• _What needs to be done_:
Each line in the entries below that holds the word "screenshot" belongs in the answer.

━━━ Data for analysis ━━━

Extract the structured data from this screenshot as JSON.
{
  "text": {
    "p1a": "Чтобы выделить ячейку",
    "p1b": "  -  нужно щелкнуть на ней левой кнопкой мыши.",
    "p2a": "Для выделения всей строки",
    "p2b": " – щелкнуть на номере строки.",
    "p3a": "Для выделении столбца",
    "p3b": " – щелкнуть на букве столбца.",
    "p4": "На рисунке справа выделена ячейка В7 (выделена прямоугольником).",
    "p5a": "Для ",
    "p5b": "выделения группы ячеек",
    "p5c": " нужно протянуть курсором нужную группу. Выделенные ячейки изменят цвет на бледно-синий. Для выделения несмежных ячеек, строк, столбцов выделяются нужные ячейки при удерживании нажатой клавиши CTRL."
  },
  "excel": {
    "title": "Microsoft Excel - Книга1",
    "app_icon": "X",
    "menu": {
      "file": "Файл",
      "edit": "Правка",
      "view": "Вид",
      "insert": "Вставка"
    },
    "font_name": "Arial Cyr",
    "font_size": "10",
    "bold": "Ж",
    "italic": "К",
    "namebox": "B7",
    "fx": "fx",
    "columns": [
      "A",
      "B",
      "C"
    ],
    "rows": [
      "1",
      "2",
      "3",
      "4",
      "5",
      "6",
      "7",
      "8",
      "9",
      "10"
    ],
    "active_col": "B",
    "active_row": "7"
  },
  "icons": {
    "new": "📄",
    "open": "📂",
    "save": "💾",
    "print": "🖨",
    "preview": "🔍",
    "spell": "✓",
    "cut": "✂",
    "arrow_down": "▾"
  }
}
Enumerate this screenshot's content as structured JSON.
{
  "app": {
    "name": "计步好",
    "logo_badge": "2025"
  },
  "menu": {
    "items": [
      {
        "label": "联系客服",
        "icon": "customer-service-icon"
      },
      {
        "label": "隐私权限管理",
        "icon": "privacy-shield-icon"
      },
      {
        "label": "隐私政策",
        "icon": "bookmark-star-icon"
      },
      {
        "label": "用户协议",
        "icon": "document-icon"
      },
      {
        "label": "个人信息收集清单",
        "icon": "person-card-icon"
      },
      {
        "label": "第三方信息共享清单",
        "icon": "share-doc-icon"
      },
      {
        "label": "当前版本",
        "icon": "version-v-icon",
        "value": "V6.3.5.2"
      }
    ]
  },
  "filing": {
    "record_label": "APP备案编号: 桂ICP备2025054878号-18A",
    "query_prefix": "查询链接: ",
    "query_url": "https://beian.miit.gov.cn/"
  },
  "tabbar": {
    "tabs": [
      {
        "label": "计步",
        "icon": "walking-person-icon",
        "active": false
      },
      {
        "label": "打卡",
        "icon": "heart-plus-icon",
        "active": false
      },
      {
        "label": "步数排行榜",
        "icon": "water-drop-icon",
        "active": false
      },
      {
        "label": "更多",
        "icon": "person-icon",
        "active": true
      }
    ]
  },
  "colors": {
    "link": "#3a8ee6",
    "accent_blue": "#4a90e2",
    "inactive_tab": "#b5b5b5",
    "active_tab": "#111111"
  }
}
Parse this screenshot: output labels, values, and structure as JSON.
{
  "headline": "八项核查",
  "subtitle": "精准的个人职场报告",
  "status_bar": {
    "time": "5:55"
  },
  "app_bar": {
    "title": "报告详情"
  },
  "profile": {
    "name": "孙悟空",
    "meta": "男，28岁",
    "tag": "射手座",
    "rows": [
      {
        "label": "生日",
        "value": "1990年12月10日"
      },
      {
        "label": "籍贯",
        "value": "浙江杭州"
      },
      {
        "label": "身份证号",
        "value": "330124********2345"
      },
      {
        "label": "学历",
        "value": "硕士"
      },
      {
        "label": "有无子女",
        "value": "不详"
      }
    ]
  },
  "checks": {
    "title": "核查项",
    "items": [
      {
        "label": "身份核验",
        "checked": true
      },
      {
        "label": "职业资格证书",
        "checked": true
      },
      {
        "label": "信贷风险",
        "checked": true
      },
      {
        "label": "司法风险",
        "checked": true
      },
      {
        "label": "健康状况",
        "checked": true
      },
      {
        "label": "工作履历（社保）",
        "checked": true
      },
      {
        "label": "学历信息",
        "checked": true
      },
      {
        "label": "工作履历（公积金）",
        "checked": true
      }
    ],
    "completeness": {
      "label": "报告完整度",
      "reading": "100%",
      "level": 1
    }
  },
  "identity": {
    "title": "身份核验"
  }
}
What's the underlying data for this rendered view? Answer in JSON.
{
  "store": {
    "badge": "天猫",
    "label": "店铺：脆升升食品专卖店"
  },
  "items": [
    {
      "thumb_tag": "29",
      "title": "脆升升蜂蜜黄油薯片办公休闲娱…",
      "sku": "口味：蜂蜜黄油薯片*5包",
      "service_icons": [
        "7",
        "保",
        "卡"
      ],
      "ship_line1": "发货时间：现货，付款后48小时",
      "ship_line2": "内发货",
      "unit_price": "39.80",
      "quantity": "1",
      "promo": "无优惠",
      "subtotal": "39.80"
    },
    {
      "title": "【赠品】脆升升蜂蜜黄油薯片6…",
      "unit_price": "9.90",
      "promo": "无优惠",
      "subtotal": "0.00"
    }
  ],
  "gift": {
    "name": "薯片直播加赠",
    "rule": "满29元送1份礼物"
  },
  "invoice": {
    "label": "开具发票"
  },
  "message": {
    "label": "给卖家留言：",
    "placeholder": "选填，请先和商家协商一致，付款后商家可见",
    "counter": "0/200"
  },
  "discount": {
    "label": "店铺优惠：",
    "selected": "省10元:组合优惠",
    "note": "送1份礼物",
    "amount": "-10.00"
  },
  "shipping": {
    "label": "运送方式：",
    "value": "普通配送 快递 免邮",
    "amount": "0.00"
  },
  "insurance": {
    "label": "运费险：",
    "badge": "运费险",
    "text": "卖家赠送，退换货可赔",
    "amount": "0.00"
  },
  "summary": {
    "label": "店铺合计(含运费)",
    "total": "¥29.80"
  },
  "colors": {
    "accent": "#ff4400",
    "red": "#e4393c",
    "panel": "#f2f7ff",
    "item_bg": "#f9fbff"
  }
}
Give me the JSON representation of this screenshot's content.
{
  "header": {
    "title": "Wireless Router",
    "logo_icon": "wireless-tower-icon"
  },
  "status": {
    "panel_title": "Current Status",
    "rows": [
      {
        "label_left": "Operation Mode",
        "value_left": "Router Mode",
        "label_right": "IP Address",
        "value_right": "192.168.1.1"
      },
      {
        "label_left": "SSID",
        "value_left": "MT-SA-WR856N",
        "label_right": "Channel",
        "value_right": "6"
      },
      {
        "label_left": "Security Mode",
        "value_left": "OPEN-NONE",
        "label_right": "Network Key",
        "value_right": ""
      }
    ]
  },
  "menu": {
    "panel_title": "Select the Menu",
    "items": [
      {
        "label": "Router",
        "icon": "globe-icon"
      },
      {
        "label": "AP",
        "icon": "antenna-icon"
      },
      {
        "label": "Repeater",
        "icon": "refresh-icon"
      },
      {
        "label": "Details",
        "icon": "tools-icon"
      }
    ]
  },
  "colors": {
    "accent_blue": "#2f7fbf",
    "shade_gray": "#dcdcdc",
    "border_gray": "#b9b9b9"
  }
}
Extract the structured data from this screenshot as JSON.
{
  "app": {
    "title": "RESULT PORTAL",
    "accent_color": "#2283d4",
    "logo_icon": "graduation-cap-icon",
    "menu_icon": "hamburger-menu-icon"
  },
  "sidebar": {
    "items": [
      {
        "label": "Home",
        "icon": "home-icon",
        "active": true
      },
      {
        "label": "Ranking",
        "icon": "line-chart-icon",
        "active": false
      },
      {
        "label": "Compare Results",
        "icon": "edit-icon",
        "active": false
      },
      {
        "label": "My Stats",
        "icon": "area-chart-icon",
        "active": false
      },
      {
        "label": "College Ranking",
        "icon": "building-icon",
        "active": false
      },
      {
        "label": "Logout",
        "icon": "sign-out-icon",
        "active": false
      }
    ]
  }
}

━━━

• _Answer space_:
Extract the structured data from this screenshot as JSON.
Enumerate this screenshot's content as structured JSON.
Parse this screenshot: output labels, values, and structure as JSON.
Give me the JSON representation of this screenshot's content.
Extract the structured data from this screenshot as JSON.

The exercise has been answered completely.